I’m too fat right now (why does this matter?! I don’t know –but when carrying pregnancy weight and feeling alienated by my own body I can somehow feel like my self loathing needs to be sorted out before I can think about putting myself/my abilities’out there’ in any way).
I’m too old (many of us mommies have devoted the years when we were young women to our children and put aside our own creative pursuits during that time, unfortunately. Now we are no longer ingenue age, our twenties long behind us, and we feel that it’s probably too late to get started with something new so why bother….worse, we fear looking foolish if we do begin, at our age. That people might pity us for not realizing that we are ‘too old’ & ‘we missed our window’ of when we should have started. We fear that by the time we are any good, we will be really old and by then, we will really be out of place in the given field and really ought to focus on knitting and grandkids like a nice old lady does).
I may never be any good. This book will have you thinking “so what? I will do it anyway, because what is the alternative?! To just be a consumer and sit on the couch and watch TV and wait for something to happen to me?”

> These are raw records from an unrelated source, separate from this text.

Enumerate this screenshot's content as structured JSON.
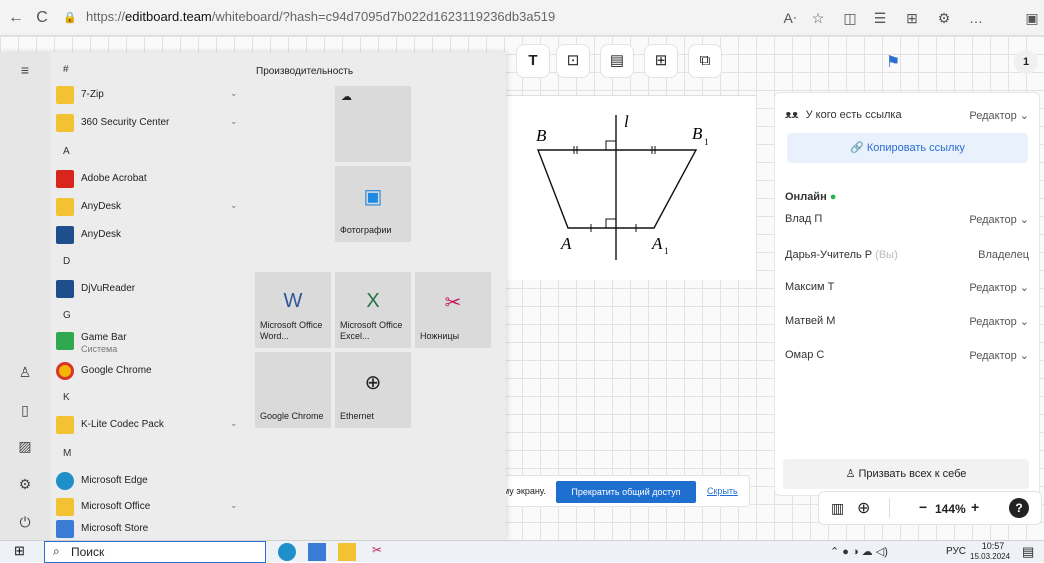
{
  "browser": {
    "url_prefix": "https://",
    "url_domain": "editboard.team",
    "url_path": "/whiteboard/?hash=c94d7095d7b022d1623119236db3a519",
    "back": "←",
    "refresh": "C",
    "lock": "🔒"
  },
  "toolbar": {
    "text_tool": "T"
  },
  "user_count": "1",
  "drawing": {
    "labels": {
      "b": "B",
      "b1": "B",
      "sub1": "1",
      "l": "l",
      "a": "A",
      "a1": "A",
      "sub2": "1"
    }
  },
  "panel": {
    "link_access_label": "У кого есть ссылка",
    "link_access_role": "Редактор ⌄",
    "copy_link": "Копировать ссылку",
    "online_label": "Онлайн",
    "users": [
      {
        "name": "Влад П",
        "you": "",
        "role": "Редактор ⌄"
      },
      {
        "name": "Дарья-Учитель Р",
        "you": "(Вы)",
        "role": "Владелец"
      },
      {
        "name": "Максим Т",
        "you": "",
        "role": "Редактор ⌄"
      },
      {
        "name": "Матвей М",
        "you": "",
        "role": "Редактор ⌄"
      },
      {
        "name": "Омар С",
        "you": "",
        "role": "Редактор ⌄"
      }
    ],
    "call_all": "Призвать всех к себе"
  },
  "zoom": {
    "value": "144%",
    "minus": "−",
    "plus": "+",
    "help": "?"
  },
  "share": {
    "prefix": "му экрану.",
    "stop": "Прекратить общий доступ",
    "hide": "Скрыть"
  },
  "start_menu": {
    "hash_header": "#",
    "productivity_header": "Производительность",
    "apps": [
      {
        "label": "7-Zip",
        "sub": ""
      },
      {
        "label": "360 Security Center",
        "sub": ""
      },
      {
        "label": "Adobe Acrobat",
        "sub": ""
      },
      {
        "label": "AnyDesk",
        "sub": ""
      },
      {
        "label": "AnyDesk",
        "sub": ""
      },
      {
        "label": "DjVuReader",
        "sub": ""
      },
      {
        "label": "Game Bar",
        "sub": "Система"
      },
      {
        "label": "Google Chrome",
        "sub": ""
      },
      {
        "label": "K-Lite Codec Pack",
        "sub": ""
      },
      {
        "label": "Microsoft Edge",
        "sub": ""
      },
      {
        "label": "Microsoft Office",
        "sub": ""
      },
      {
        "label": "Microsoft Store",
        "sub": ""
      }
    ],
    "letters": [
      "A",
      "D",
      "G",
      "K",
      "M"
    ],
    "tiles": {
      "photos": "Фотографии",
      "word": "Microsoft Office Word...",
      "excel": "Microsoft Office Excel...",
      "scissors": "Ножницы",
      "chrome": "Google Chrome",
      "ethernet": "Ethernet"
    }
  },
  "taskbar": {
    "search_placeholder": "Поиск",
    "lang": "РУС",
    "time": "10:57",
    "date": "15.03.2024"
  }
}
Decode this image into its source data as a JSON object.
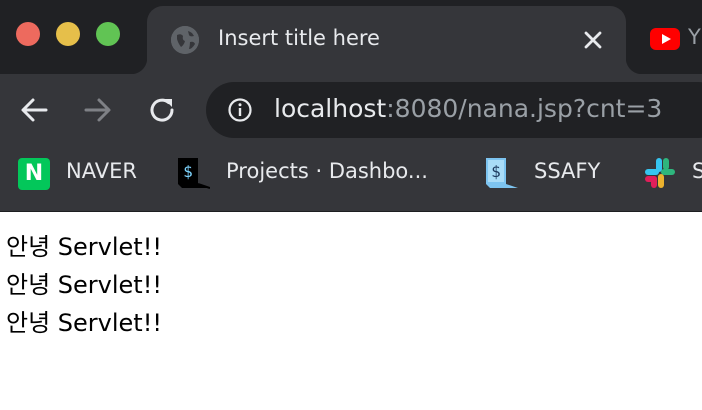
{
  "window": {
    "controls": [
      "close",
      "minimize",
      "zoom"
    ]
  },
  "tabs": [
    {
      "title": "Insert title here",
      "icon": "globe-icon",
      "active": true
    },
    {
      "title": "Y",
      "icon": "youtube-icon",
      "active": false
    }
  ],
  "toolbar": {
    "url_host": "localhost",
    "url_rest": ":8080/nana.jsp?cnt=3"
  },
  "bookmarks": [
    {
      "label": "NAVER",
      "icon": "naver-icon",
      "icon_text": "N"
    },
    {
      "label": "Projects · Dashbo...",
      "icon": "project-icon",
      "icon_text": "$"
    },
    {
      "label": "SSAFY",
      "icon": "ssafy-icon",
      "icon_text": "$"
    },
    {
      "label": "S",
      "icon": "slack-icon"
    }
  ],
  "page": {
    "lines": [
      "안녕 Servlet!!",
      "안녕 Servlet!!",
      "안녕 Servlet!!"
    ]
  },
  "colors": {
    "tabstrip": "#202124",
    "toolbar": "#35363a",
    "naver": "#03c75a",
    "youtube": "#ff0000"
  }
}
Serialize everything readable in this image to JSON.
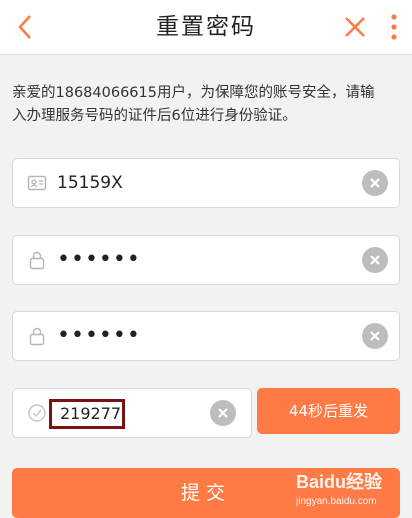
{
  "header": {
    "title": "重置密码",
    "back_icon": "chevron-left-icon",
    "close_icon": "close-icon",
    "more_icon": "more-vertical-icon",
    "accent_color": "#ff7a45"
  },
  "notice": {
    "line1": "亲爱的18684066615用户，为保障您的账号安全，请输",
    "line2": "入办理服务号码的证件后6位进行身份验证。"
  },
  "form": {
    "id_field": {
      "value": "15159X",
      "icon": "id-card-icon"
    },
    "new_password": {
      "value": "••••••",
      "icon": "lock-icon"
    },
    "confirm_password": {
      "value": "••••••",
      "icon": "lock-icon"
    },
    "sms_code": {
      "value": "219277",
      "icon": "check-circle-icon"
    },
    "resend_label": "44秒后重发",
    "submit_label": "提交"
  },
  "watermark": {
    "brand": "Baidu经验",
    "url": "jingyan.baidu.com"
  }
}
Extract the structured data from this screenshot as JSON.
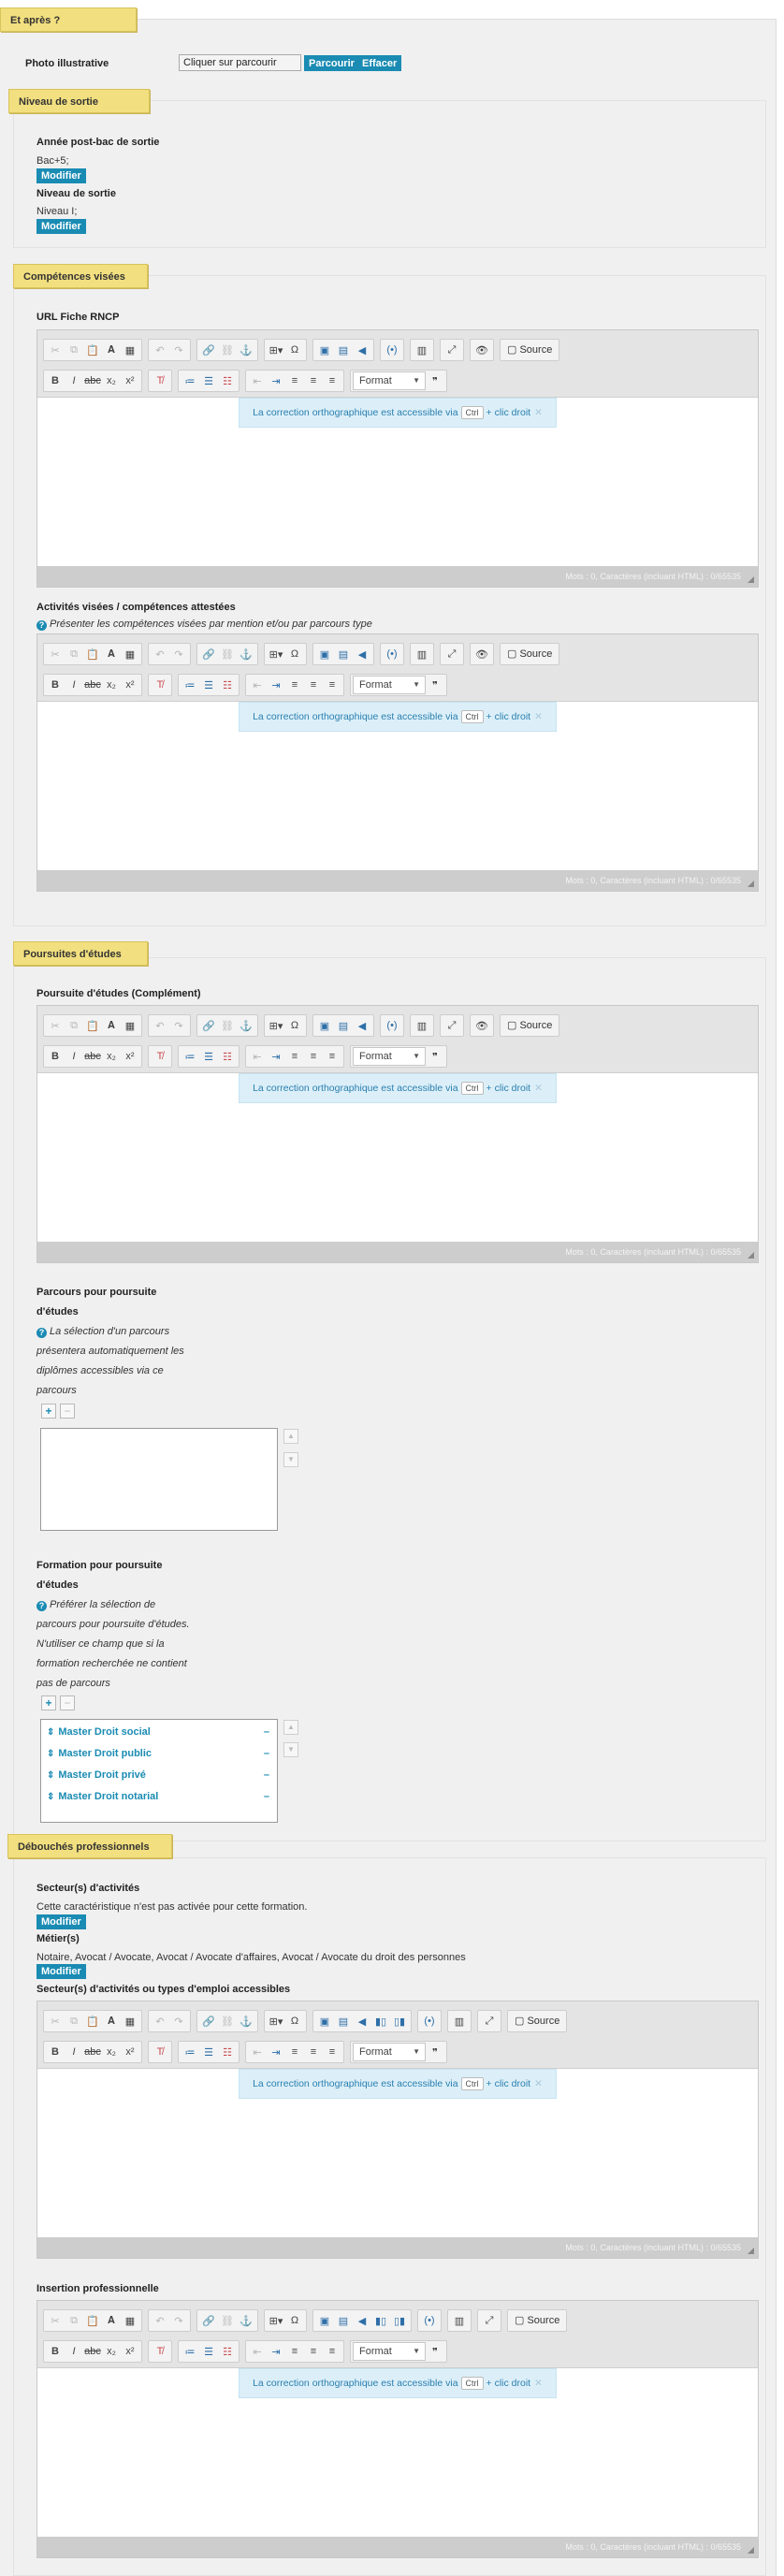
{
  "section_apres": {
    "title": "Et après ?"
  },
  "photo": {
    "label": "Photo illustrative",
    "input_value": "Cliquer sur parcourir",
    "browse_label": "Parcourir",
    "clear_label": "Effacer"
  },
  "niveau": {
    "title": "Niveau de sortie",
    "annee_label": "Année post-bac de sortie",
    "annee_value": "Bac+5;",
    "modifier_label": "Modifier",
    "niveau_label": "Niveau de sortie",
    "niveau_value": "Niveau I;"
  },
  "competences": {
    "title": "Compétences visées",
    "url_label": "URL Fiche RNCP",
    "activites_label": "Activités visées / compétences attestées",
    "activites_hint": "Présenter les compétences visées par mention et/ou par parcours type"
  },
  "editor": {
    "source_label": "Source",
    "format_label": "Format",
    "spell_text": "La correction orthographique est accessible via",
    "spell_key": "Ctrl",
    "spell_suffix": "+ clic droit",
    "status": "Mots : 0, Caractères (incluant HTML) : 0/65535"
  },
  "poursuites": {
    "title": "Poursuites d'études",
    "complement_label": "Poursuite d'études (Complément)",
    "parcours_label_1": "Parcours pour poursuite",
    "parcours_label_2": "d'études",
    "parcours_hint_1": "La sélection d'un parcours",
    "parcours_hint_2": "présentera automatiquement les",
    "parcours_hint_3": "diplômes accessibles via ce",
    "parcours_hint_4": "parcours",
    "formation_label_1": "Formation pour poursuite",
    "formation_label_2": "d'études",
    "formation_hint_1": "Préférer la sélection de",
    "formation_hint_2": "parcours pour poursuite d'études.",
    "formation_hint_3": "N'utiliser ce champ que si la",
    "formation_hint_4": "formation recherchée ne contient",
    "formation_hint_5": "pas de parcours",
    "formations": [
      "Master Droit social",
      "Master Droit public",
      "Master Droit privé",
      "Master Droit notarial"
    ]
  },
  "debouches": {
    "title": "Débouchés professionnels",
    "secteurs_label": "Secteur(s) d'activités",
    "secteurs_note": "Cette caractéristique n'est pas activée pour cette formation.",
    "metiers_label": "Métier(s)",
    "metiers_value": "Notaire, Avocat / Avocate, Avocat / Avocate d'affaires, Avocat / Avocate du droit des personnes",
    "secteurs_emploi_label": "Secteur(s) d'activités ou types d'emploi accessibles",
    "insertion_label": "Insertion professionnelle"
  }
}
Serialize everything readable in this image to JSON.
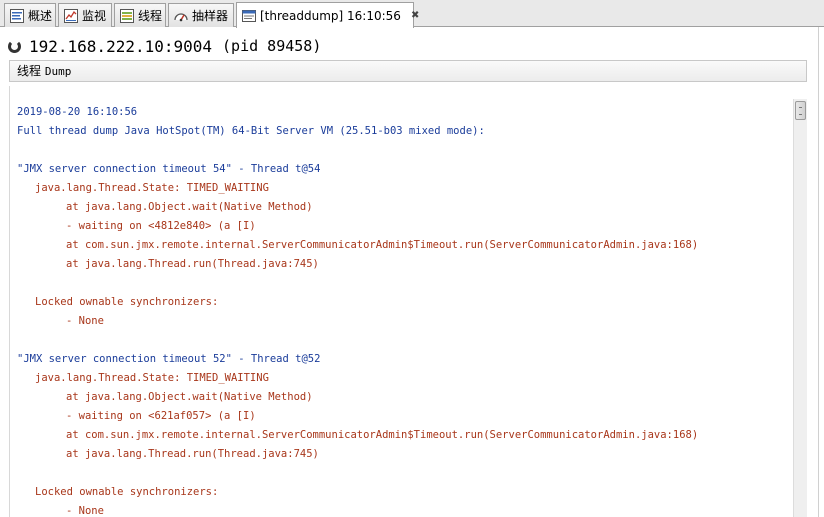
{
  "tabs": [
    {
      "label": "概述",
      "icon": "overview-icon"
    },
    {
      "label": "监视",
      "icon": "monitor-icon"
    },
    {
      "label": "线程",
      "icon": "threads-icon"
    },
    {
      "label": "抽样器",
      "icon": "sampler-icon"
    },
    {
      "label": "[threaddump] 16:10:56",
      "icon": "threaddump-icon",
      "close": "✖"
    }
  ],
  "header": {
    "host": "192.168.222.10:9004",
    "pid": "(pid 89458)"
  },
  "section": {
    "title_cn": "线程",
    "title_en": "Dump"
  },
  "dump_lines": [
    {
      "text": "2019-08-20 16:10:56",
      "color": "blue"
    },
    {
      "text": "Full thread dump Java HotSpot(TM) 64-Bit Server VM (25.51-b03 mixed mode):",
      "color": "blue"
    },
    {
      "text": "\"JMX server connection timeout 54\" - Thread t@54",
      "color": "blue"
    },
    {
      "text": "java.lang.Thread.State: TIMED_WAITING",
      "color": "red"
    },
    {
      "text": "at java.lang.Object.wait(Native Method)",
      "color": "red"
    },
    {
      "text": "- waiting on <4812e840> (a [I)",
      "color": "red"
    },
    {
      "text": "at com.sun.jmx.remote.internal.ServerCommunicatorAdmin$Timeout.run(ServerCommunicatorAdmin.java:168)",
      "color": "red"
    },
    {
      "text": "at java.lang.Thread.run(Thread.java:745)",
      "color": "red"
    },
    {
      "text": "Locked ownable synchronizers:",
      "color": "red"
    },
    {
      "text": "- None",
      "color": "red"
    },
    {
      "text": "\"JMX server connection timeout 52\" - Thread t@52",
      "color": "blue"
    },
    {
      "text": "java.lang.Thread.State: TIMED_WAITING",
      "color": "red"
    },
    {
      "text": "at java.lang.Object.wait(Native Method)",
      "color": "red"
    },
    {
      "text": "- waiting on <621af057> (a [I)",
      "color": "red"
    },
    {
      "text": "at com.sun.jmx.remote.internal.ServerCommunicatorAdmin$Timeout.run(ServerCommunicatorAdmin.java:168)",
      "color": "red"
    },
    {
      "text": "at java.lang.Thread.run(Thread.java:745)",
      "color": "red"
    },
    {
      "text": "Locked ownable synchronizers:",
      "color": "red"
    },
    {
      "text": "- None",
      "color": "red"
    }
  ],
  "colors": {
    "blue_text": "#1a3c9a",
    "red_text": "#a8361a"
  }
}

I love the part where she recalls an older woman who began pursuing a brand new interest at age 70 and became an expert by her 80s, who told her that it’s a shame women in their twenties and thirties spend that time thinking that everyone’s judging them, then you spend your forties and fifties just not caring what people think about you, and finally in your sixties and seventies you realize no one was ever paying any attention to you in the first place. And she explains why that’s a good thing and you should let it set you free from your stupid fears! Gilbert gives a wake up call that everyone is so wrapped up in their own ‘holy struggle’ to pay much attention to you and your efforts anyways. So do it for you, and do it now.
A very shrewd observation was made when she noticed that somehow women seem to let the fear that they are unqualified for a task hold them back much more than men do, as in men think to themselves, “I’m about 44% qualified for the task. When do I start? I’ve got this.” and women think to themselves, “I’m 99.8% qualified for the task so I think I better not.”
And it’s a shame that many women let themselves be held back and paralyzed by that last little smidgen of skill before jumping in, whereas many men jump in confidently (with far less) and end up growing into the role and succeeding. We need to be a bit more oblivious, a bit more like men, and just jump in and figure it the eff out along the way. Amiright?
I think this book might have been even more life changing than the tidying book. That’s saying a lot!